Ok that made it more clear guys, thanks. Kinda turns me off how so much of mathematics depends on categorizations with unintuitive names (e.g. odd/even) and unintuitive definitions. But I do think it is interesting to define properties of numbers, and kinds of numbers, which I guess is what mathematics tends to do.

odd / even is pretty intuitive as far as math names go. I think of it like if you're dividing things into pairs, for an odd number of things there will be an odd one left, whereas for an even number of things it will all even out.

Now look at names like "derivative", "integral", "radical", "modulus" etc and I understand. For abstract concepts like you see in a lot of math it is hard to come up with an intuitive name.

Now someone answer the rephrased question Mixa mistook mine for

I think SK's link dove into this topic a bit. Or
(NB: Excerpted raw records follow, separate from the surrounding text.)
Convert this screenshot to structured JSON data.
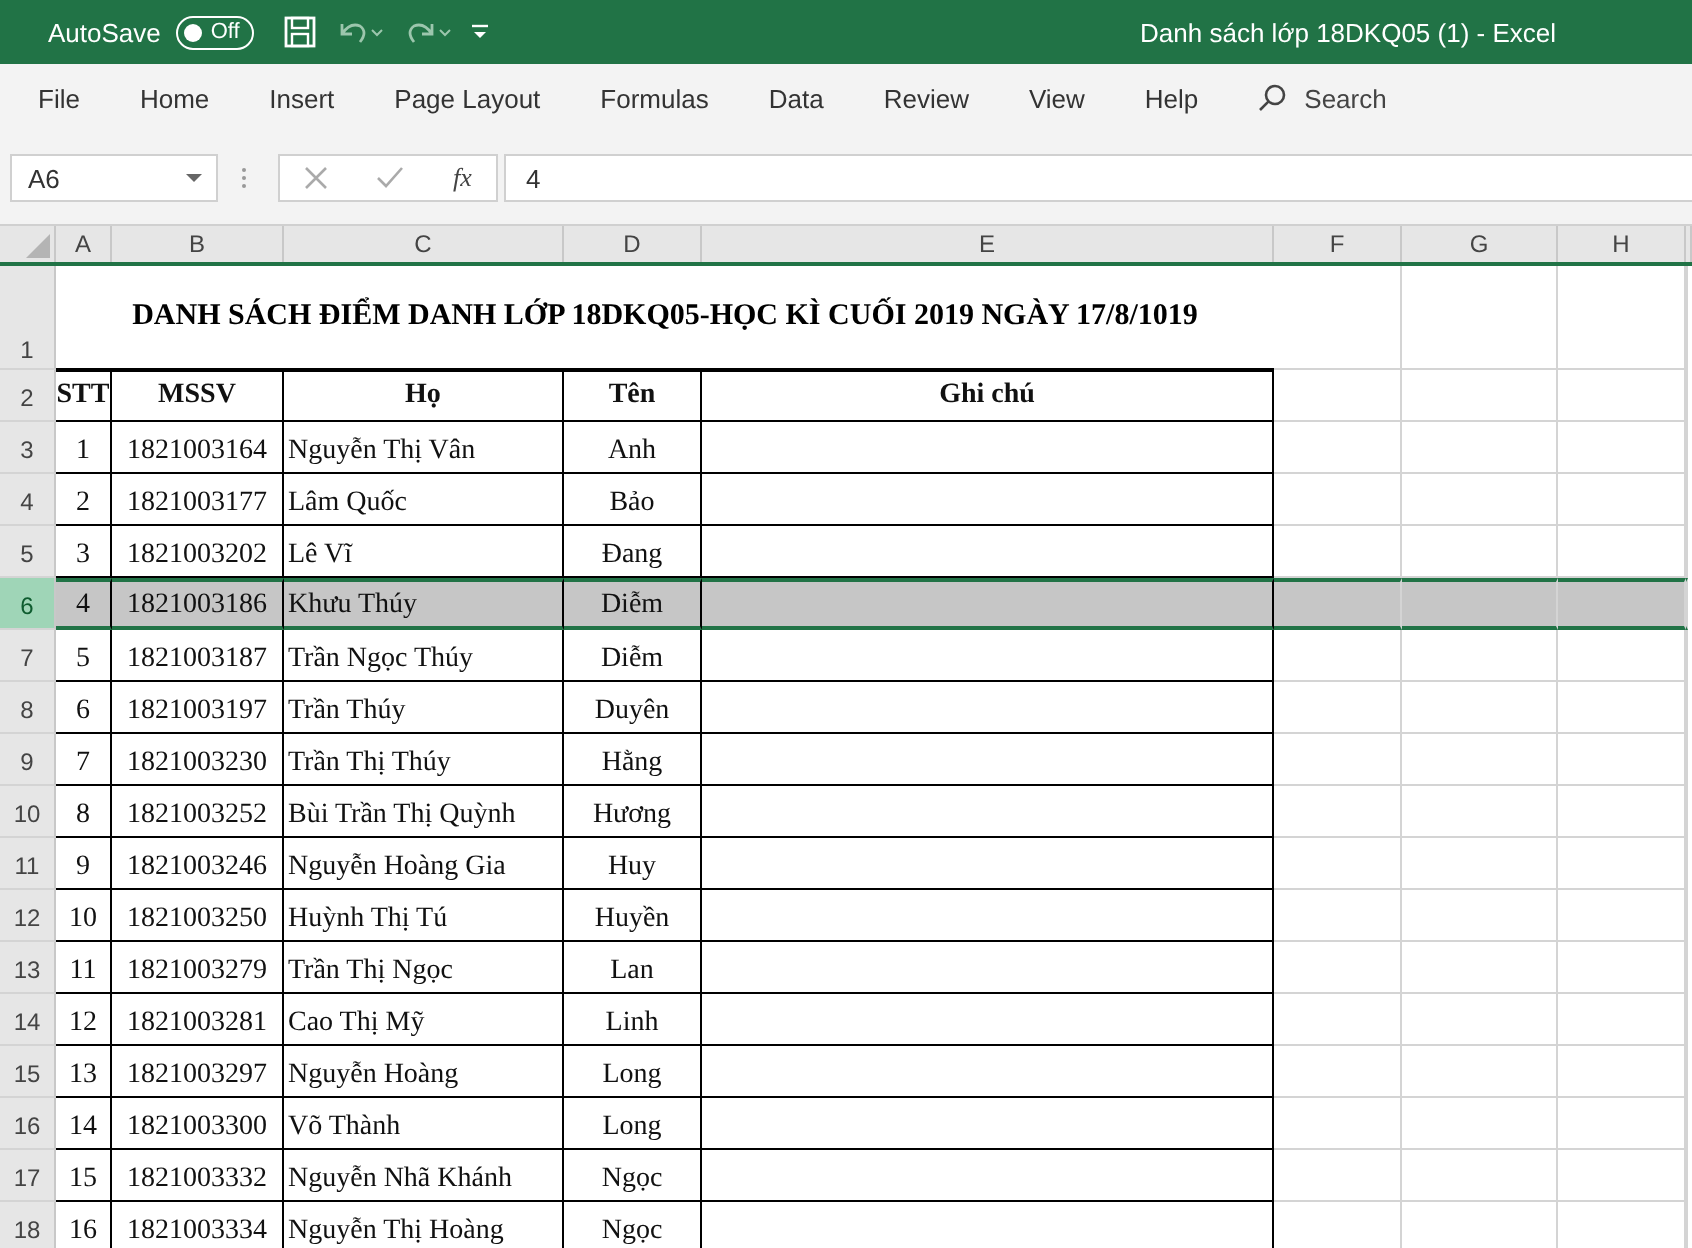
{
  "title_bar": {
    "autosave_label": "AutoSave",
    "autosave": {
      "on": false,
      "label": "Off"
    },
    "title": "Danh sách lớp 18DKQ05 (1)  -  Excel"
  },
  "menu": [
    "File",
    "Home",
    "Insert",
    "Page Layout",
    "Formulas",
    "Data",
    "Review",
    "View",
    "Help"
  ],
  "search": {
    "placeholder": "Search"
  },
  "formula_bar": {
    "name_box": "A6",
    "fx_label": "fx",
    "formula": "4"
  },
  "sheet": {
    "columns": [
      "A",
      "B",
      "C",
      "D",
      "E",
      "F",
      "G",
      "H"
    ],
    "title_row": {
      "row": "1",
      "text": "DANH SÁCH ĐIỂM DANH LỚP 18DKQ05-HỌC KÌ CUỐI 2019 NGÀY 17/8/1019"
    },
    "header_row": {
      "row": "2",
      "cells": [
        "STT",
        "MSSV",
        "Họ",
        "Tên",
        "Ghi chú"
      ]
    },
    "rows": [
      {
        "row": "3",
        "stt": "1",
        "mssv": "1821003164",
        "ho": "Nguyễn Thị Vân",
        "ten": "Anh",
        "selected": false
      },
      {
        "row": "4",
        "stt": "2",
        "mssv": "1821003177",
        "ho": "Lâm Quốc",
        "ten": "Bảo",
        "selected": false
      },
      {
        "row": "5",
        "stt": "3",
        "mssv": "1821003202",
        "ho": "Lê Vĩ",
        "ten": "Đang",
        "selected": false
      },
      {
        "row": "6",
        "stt": "4",
        "mssv": "1821003186",
        "ho": "Khưu Thúy",
        "ten": "Diễm",
        "selected": true
      },
      {
        "row": "7",
        "stt": "5",
        "mssv": "1821003187",
        "ho": "Trần Ngọc Thúy",
        "ten": "Diễm",
        "selected": false
      },
      {
        "row": "8",
        "stt": "6",
        "mssv": "1821003197",
        "ho": "Trần Thúy",
        "ten": "Duyên",
        "selected": false
      },
      {
        "row": "9",
        "stt": "7",
        "mssv": "1821003230",
        "ho": "Trần Thị Thúy",
        "ten": "Hằng",
        "selected": false
      },
      {
        "row": "10",
        "stt": "8",
        "mssv": "1821003252",
        "ho": "Bùi Trần Thị Quỳnh",
        "ten": "Hương",
        "selected": false
      },
      {
        "row": "11",
        "stt": "9",
        "mssv": "1821003246",
        "ho": "Nguyễn Hoàng Gia",
        "ten": "Huy",
        "selected": false
      },
      {
        "row": "12",
        "stt": "10",
        "mssv": "1821003250",
        "ho": "Huỳnh Thị Tú",
        "ten": "Huyền",
        "selected": false
      },
      {
        "row": "13",
        "stt": "11",
        "mssv": "1821003279",
        "ho": "Trần Thị Ngọc",
        "ten": "Lan",
        "selected": false
      },
      {
        "row": "14",
        "stt": "12",
        "mssv": "1821003281",
        "ho": "Cao Thị Mỹ",
        "ten": "Linh",
        "selected": false
      },
      {
        "row": "15",
        "stt": "13",
        "mssv": "1821003297",
        "ho": "Nguyễn Hoàng",
        "ten": "Long",
        "selected": false
      },
      {
        "row": "16",
        "stt": "14",
        "mssv": "1821003300",
        "ho": "Võ Thành",
        "ten": "Long",
        "selected": false
      },
      {
        "row": "17",
        "stt": "15",
        "mssv": "1821003332",
        "ho": "Nguyễn Nhã Khánh",
        "ten": "Ngọc",
        "selected": false
      },
      {
        "row": "18",
        "stt": "16",
        "mssv": "1821003334",
        "ho": "Nguyễn Thị Hoàng",
        "ten": "Ngọc",
        "selected": false
      }
    ]
  }
}
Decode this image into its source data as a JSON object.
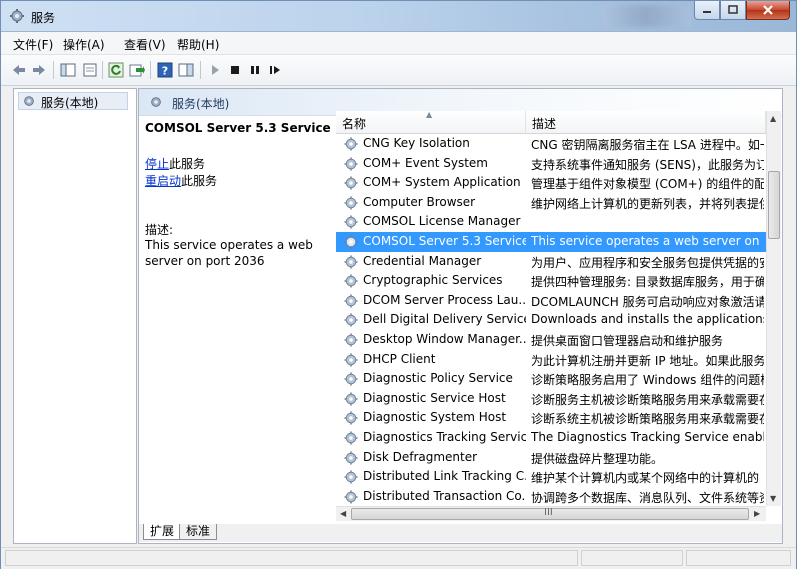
{
  "window": {
    "title": "服务",
    "icon": "services-gear-icon"
  },
  "menu": [
    {
      "label": "文件(F)"
    },
    {
      "label": "操作(A)"
    },
    {
      "label": "查看(V)"
    },
    {
      "label": "帮助(H)"
    }
  ],
  "toolbar": {
    "icons": [
      "back-arrow-icon",
      "forward-arrow-icon",
      "console-tree-icon",
      "properties-icon",
      "refresh-icon",
      "export-list-icon",
      "help-icon",
      "show-hide-icon",
      "start-service-icon",
      "stop-service-icon",
      "pause-service-icon",
      "restart-service-icon"
    ]
  },
  "tree": {
    "item_label": "服务(本地)"
  },
  "pane": {
    "header_label": "服务(本地)",
    "selected_service_title": "COMSOL Server 5.3 Service",
    "stop_link": "停止",
    "stop_suffix": "此服务",
    "restart_link": "重启动",
    "restart_suffix": "此服务",
    "description_label": "描述:",
    "description_text": "This service operates a web server on port 2036"
  },
  "list": {
    "col_name": "名称",
    "col_desc": "描述",
    "rows": [
      {
        "name": "CNG Key Isolation",
        "desc": "CNG 密钥隔离服务宿主在 LSA 进程中。如一..."
      },
      {
        "name": "COM+ Event System",
        "desc": "支持系统事件通知服务 (SENS)，此服务为订..."
      },
      {
        "name": "COM+ System Application",
        "desc": "管理基于组件对象模型 (COM+) 的组件的配..."
      },
      {
        "name": "Computer Browser",
        "desc": "维护网络上计算机的更新列表，并将列表提供..."
      },
      {
        "name": "COMSOL License Manager",
        "desc": ""
      },
      {
        "name": "COMSOL Server 5.3 Service",
        "desc": "This service operates a web server on po...",
        "selected": true
      },
      {
        "name": "Credential Manager",
        "desc": "为用户、应用程序和安全服务包提供凭据的安..."
      },
      {
        "name": "Cryptographic Services",
        "desc": "提供四种管理服务: 目录数据库服务，用于确..."
      },
      {
        "name": "DCOM Server Process Lau...",
        "desc": "DCOMLAUNCH 服务可启动响应对象激活请..."
      },
      {
        "name": "Dell Digital Delivery Service",
        "desc": "Downloads and installs the applications th..."
      },
      {
        "name": "Desktop Window Manager...",
        "desc": "提供桌面窗口管理器启动和维护服务"
      },
      {
        "name": "DHCP Client",
        "desc": "为此计算机注册并更新 IP 地址。如果此服务..."
      },
      {
        "name": "Diagnostic Policy Service",
        "desc": "诊断策略服务启用了 Windows 组件的问题检..."
      },
      {
        "name": "Diagnostic Service Host",
        "desc": "诊断服务主机被诊断策略服务用来承载需要在..."
      },
      {
        "name": "Diagnostic System Host",
        "desc": "诊断系统主机被诊断策略服务用来承载需要在..."
      },
      {
        "name": "Diagnostics Tracking Service",
        "desc": "The Diagnostics Tracking Service enables ..."
      },
      {
        "name": "Disk Defragmenter",
        "desc": "提供磁盘碎片整理功能。"
      },
      {
        "name": "Distributed Link Tracking C...",
        "desc": "维护某个计算机内或某个网络中的计算机的 N..."
      },
      {
        "name": "Distributed Transaction Co...",
        "desc": "协调跨多个数据库、消息队列、文件系统等资..."
      }
    ],
    "hscroll_grip": "III"
  },
  "tabs": [
    {
      "label": "扩展",
      "active": true
    },
    {
      "label": "标准",
      "active": false
    }
  ]
}
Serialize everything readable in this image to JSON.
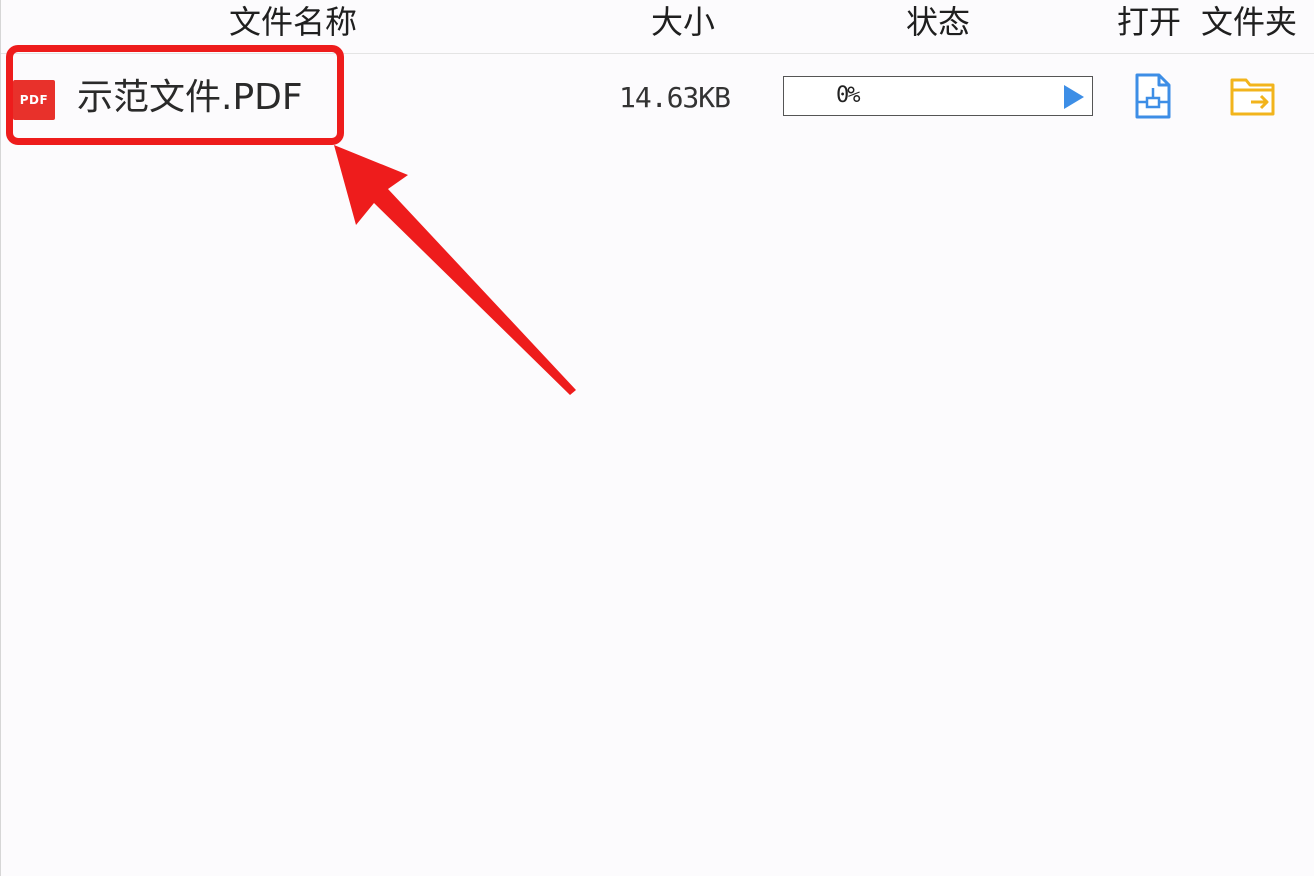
{
  "columns": {
    "name": "文件名称",
    "size": "大小",
    "status": "状态",
    "open": "打开",
    "folder": "文件夹"
  },
  "file": {
    "icon_label": "PDF",
    "name": "示范文件.PDF",
    "size": "14.63KB",
    "progress": 0,
    "progress_text": "0%"
  },
  "icons": {
    "file_type": "pdf-icon",
    "play": "play-icon",
    "open": "document-open-icon",
    "folder": "folder-open-icon"
  },
  "colors": {
    "pdf_red": "#e8312b",
    "accent_blue": "#3d8ee6",
    "folder_yellow": "#f2b41c",
    "annotation_red": "#ee1c1c"
  }
}
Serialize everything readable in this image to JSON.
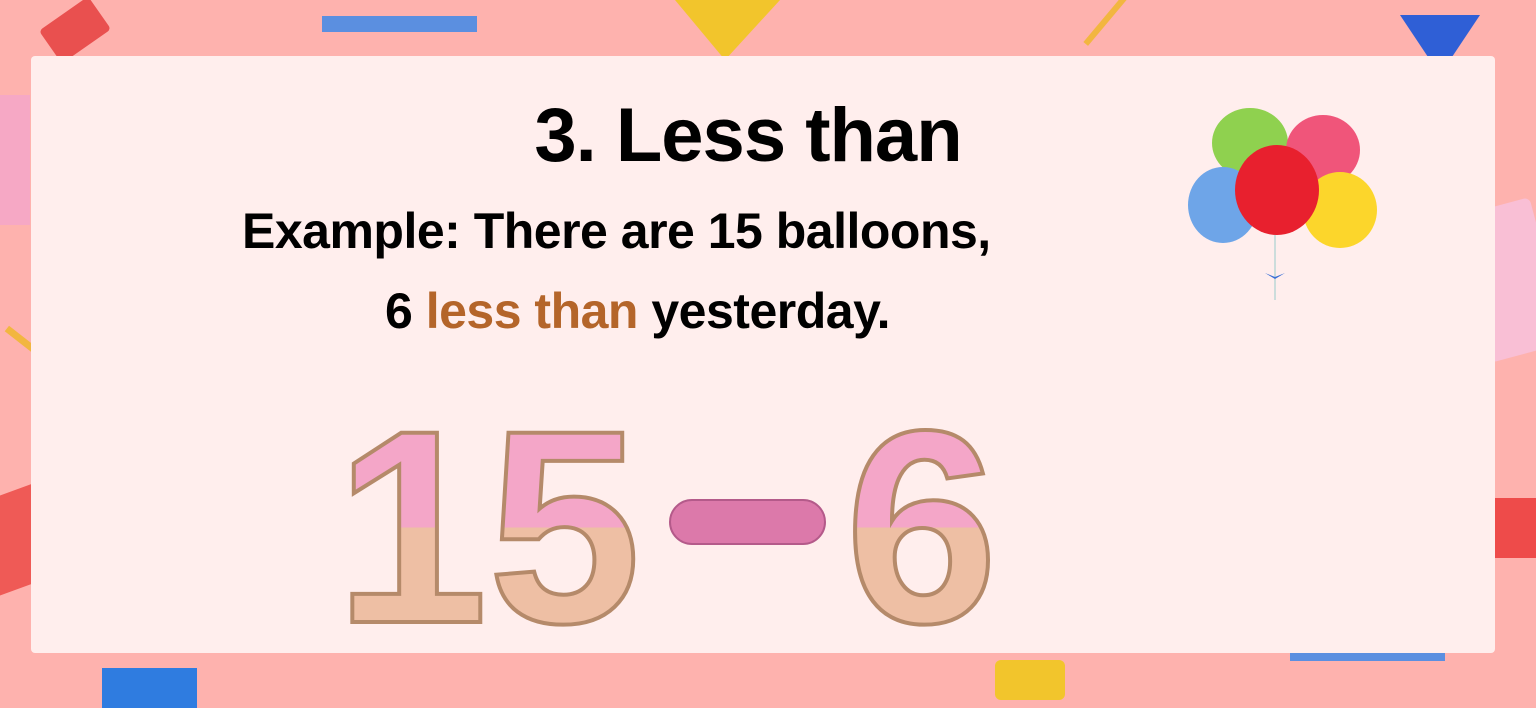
{
  "slide": {
    "title": "3. Less than",
    "example_line1": "Example: There are 15 balloons,",
    "example_line2_start": "6",
    "example_line2_highlight": "less than",
    "example_line2_end": "yesterday.",
    "expression": {
      "left": "15",
      "operator": "-",
      "right": "6"
    }
  },
  "colors": {
    "background": "#feb2ae",
    "card": "#ffeeed",
    "highlight": "#b4652a",
    "icing": "#f4a6c8",
    "cone": "#eebfa4"
  }
}
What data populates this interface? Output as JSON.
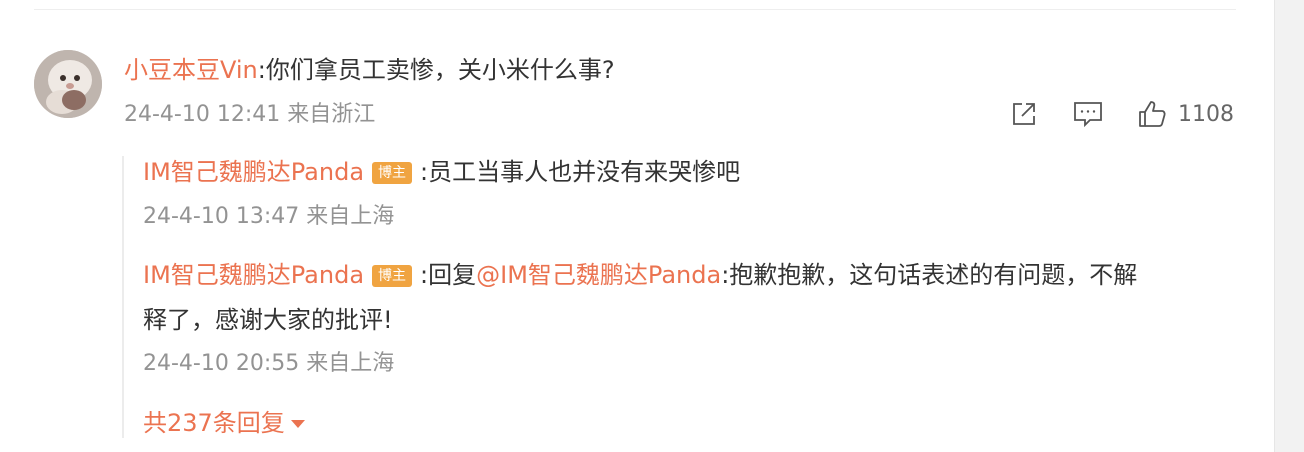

http://en.wikipedia.org/wiki/Zero. Anyway, here's my attempt at an explanation:

Basically the number zero was invented because it makes it easier to think about math when you have zero. It's possible to do math where you only have 1 2 3 4 etc but then you get stuck with questions like what is 4-4? And this is a question that can come up pretty easily in real life (if I have 4 apples and you steal 4 of them then how many apples do I have?) so coming up with a number called 0 allows me to think more easily about these questions.

It's really the same reason that we invented negative numbers, rational numbers, real numbers, and complex numbers. It's just that the need for the number 0 is a lot more obvious than the need for i or 7/3 or -57